(Dataset rows for apps and sites)
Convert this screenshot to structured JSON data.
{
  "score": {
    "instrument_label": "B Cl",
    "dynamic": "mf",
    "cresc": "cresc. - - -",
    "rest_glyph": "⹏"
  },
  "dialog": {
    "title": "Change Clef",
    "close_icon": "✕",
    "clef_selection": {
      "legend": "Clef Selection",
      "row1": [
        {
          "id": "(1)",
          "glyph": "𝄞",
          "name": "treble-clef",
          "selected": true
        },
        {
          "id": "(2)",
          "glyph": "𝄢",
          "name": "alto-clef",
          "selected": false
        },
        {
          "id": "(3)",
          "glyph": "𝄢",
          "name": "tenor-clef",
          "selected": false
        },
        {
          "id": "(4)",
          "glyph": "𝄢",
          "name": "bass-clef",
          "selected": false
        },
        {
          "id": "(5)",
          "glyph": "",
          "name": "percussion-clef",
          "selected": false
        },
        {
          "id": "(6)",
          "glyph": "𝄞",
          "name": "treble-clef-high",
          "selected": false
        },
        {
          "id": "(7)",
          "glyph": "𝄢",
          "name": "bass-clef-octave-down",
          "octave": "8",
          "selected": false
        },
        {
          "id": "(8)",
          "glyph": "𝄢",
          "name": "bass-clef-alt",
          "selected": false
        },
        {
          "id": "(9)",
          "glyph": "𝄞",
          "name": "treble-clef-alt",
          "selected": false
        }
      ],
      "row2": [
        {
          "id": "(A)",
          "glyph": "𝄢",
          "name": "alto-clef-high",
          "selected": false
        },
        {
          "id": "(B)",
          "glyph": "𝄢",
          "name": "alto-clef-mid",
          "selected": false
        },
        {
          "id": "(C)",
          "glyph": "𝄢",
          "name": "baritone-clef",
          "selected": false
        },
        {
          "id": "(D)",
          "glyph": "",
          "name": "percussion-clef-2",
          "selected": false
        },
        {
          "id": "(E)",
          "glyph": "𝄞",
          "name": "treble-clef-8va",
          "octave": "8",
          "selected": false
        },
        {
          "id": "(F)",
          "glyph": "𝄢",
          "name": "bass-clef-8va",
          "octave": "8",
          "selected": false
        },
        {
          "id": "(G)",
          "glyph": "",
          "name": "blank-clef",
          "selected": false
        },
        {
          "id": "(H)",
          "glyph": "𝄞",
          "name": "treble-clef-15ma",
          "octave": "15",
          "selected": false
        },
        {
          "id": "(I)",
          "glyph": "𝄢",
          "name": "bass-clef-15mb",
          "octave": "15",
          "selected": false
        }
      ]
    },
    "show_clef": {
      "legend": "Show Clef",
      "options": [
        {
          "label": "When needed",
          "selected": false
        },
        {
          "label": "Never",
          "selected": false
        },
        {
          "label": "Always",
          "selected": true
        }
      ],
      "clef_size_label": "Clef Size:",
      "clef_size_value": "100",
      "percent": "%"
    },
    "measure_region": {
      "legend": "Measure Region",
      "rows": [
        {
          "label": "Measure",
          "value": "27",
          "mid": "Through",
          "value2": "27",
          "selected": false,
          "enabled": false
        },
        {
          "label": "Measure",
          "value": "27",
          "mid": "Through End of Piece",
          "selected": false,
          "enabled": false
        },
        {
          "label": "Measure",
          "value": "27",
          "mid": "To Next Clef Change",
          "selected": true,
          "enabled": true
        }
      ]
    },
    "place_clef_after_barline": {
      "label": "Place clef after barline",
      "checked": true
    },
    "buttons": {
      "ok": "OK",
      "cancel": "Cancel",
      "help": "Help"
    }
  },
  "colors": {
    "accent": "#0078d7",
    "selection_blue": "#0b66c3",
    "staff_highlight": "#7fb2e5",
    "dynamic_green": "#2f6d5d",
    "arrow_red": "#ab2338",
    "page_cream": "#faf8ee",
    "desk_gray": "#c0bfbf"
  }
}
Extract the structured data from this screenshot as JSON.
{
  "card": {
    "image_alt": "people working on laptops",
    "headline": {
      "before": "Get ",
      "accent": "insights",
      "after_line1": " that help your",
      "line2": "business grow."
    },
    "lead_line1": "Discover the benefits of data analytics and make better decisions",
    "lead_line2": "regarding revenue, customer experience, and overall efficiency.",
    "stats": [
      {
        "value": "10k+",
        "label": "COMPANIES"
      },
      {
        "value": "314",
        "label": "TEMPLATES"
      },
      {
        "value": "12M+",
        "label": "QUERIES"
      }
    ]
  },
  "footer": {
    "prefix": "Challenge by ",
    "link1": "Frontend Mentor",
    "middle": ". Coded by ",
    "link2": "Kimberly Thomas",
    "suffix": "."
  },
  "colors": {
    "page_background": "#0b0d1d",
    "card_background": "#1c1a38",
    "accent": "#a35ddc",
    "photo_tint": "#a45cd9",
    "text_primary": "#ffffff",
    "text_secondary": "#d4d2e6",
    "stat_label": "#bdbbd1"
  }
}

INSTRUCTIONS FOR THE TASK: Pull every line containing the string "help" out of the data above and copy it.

SOLUTION TO THIS PROBLEM:
      "help": "Help"
      "after_line1": " that help your",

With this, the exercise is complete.